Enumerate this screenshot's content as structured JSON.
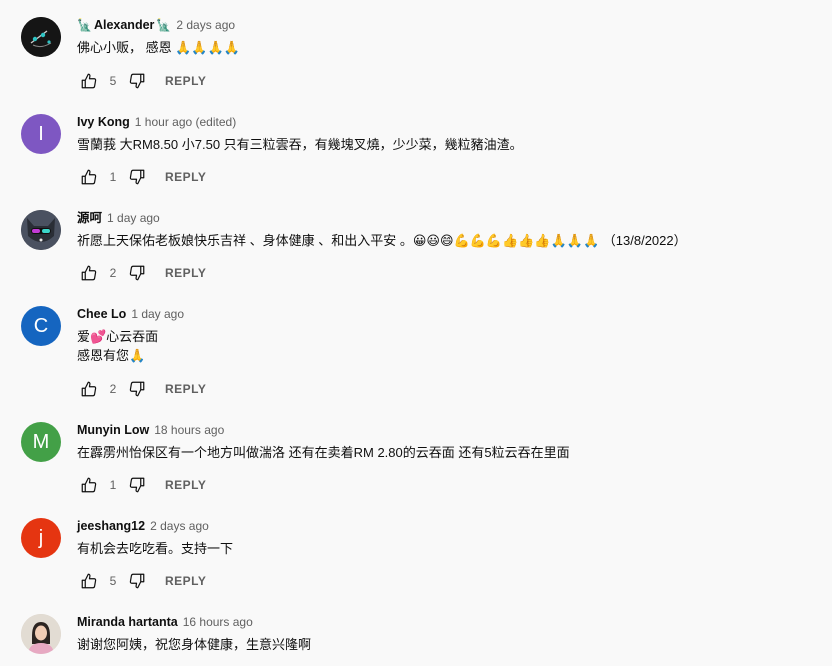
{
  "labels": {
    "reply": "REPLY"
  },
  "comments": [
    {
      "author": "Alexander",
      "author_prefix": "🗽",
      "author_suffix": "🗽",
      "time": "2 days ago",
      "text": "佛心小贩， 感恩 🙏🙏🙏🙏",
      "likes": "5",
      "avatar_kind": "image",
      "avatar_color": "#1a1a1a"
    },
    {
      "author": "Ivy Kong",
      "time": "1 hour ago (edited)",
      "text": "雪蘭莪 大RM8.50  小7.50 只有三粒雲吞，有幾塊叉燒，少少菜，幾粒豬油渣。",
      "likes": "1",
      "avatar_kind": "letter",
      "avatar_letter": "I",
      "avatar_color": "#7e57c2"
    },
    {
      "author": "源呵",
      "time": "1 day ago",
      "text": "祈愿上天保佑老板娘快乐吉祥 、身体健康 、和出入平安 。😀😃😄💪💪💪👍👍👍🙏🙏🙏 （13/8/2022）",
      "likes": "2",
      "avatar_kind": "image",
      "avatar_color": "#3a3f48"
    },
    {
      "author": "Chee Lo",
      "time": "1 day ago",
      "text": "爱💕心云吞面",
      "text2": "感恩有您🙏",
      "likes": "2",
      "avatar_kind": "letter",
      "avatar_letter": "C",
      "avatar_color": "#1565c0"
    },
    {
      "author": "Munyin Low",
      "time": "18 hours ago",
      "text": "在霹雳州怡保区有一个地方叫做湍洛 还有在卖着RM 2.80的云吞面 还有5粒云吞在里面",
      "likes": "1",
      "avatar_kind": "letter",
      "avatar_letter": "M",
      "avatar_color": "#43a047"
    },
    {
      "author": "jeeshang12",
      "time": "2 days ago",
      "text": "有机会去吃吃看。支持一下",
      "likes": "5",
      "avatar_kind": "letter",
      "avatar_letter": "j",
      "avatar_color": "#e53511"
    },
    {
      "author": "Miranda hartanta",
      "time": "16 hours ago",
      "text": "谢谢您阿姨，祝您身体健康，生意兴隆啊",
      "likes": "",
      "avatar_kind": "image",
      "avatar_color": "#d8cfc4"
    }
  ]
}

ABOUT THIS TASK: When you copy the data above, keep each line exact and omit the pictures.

RESULT BELOW:
Enumerate this screenshot's content as structured JSON.
{
  "labels": {
    "reply": "REPLY"
  },
  "comments": [
    {
      "author": "Alexander",
      "author_prefix": "🗽",
      "author_suffix": "🗽",
      "time": "2 days ago",
      "text": "佛心小贩， 感恩 🙏🙏🙏🙏",
      "likes": "5",
      "avatar_kind": "image",
      "avatar_color": "#1a1a1a"
    },
    {
      "author": "Ivy Kong",
      "time": "1 hour ago (edited)",
      "text": "雪蘭莪 大RM8.50  小7.50 只有三粒雲吞，有幾塊叉燒，少少菜，幾粒豬油渣。",
      "likes": "1",
      "avatar_kind": "letter",
      "avatar_letter": "I",
      "avatar_color": "#7e57c2"
    },
    {
      "author": "源呵",
      "time": "1 day ago",
      "text": "祈愿上天保佑老板娘快乐吉祥 、身体健康 、和出入平安 。😀😃😄💪💪💪👍👍👍🙏🙏🙏 （13/8/2022）",
      "likes": "2",
      "avatar_kind": "image",
      "avatar_color": "#3a3f48"
    },
    {
      "author": "Chee Lo",
      "time": "1 day ago",
      "text": "爱💕心云吞面",
      "text2": "感恩有您🙏",
      "likes": "2",
      "avatar_kind": "letter",
      "avatar_letter": "C",
      "avatar_color": "#1565c0"
    },
    {
      "author": "Munyin Low",
      "time": "18 hours ago",
      "text": "在霹雳州怡保区有一个地方叫做湍洛 还有在卖着RM 2.80的云吞面 还有5粒云吞在里面",
      "likes": "1",
      "avatar_kind": "letter",
      "avatar_letter": "M",
      "avatar_color": "#43a047"
    },
    {
      "author": "jeeshang12",
      "time": "2 days ago",
      "text": "有机会去吃吃看。支持一下",
      "likes": "5",
      "avatar_kind": "letter",
      "avatar_letter": "j",
      "avatar_color": "#e53511"
    },
    {
      "author": "Miranda hartanta",
      "time": "16 hours ago",
      "text": "谢谢您阿姨，祝您身体健康，生意兴隆啊",
      "likes": "",
      "avatar_kind": "image",
      "avatar_color": "#d8cfc4"
    }
  ]
}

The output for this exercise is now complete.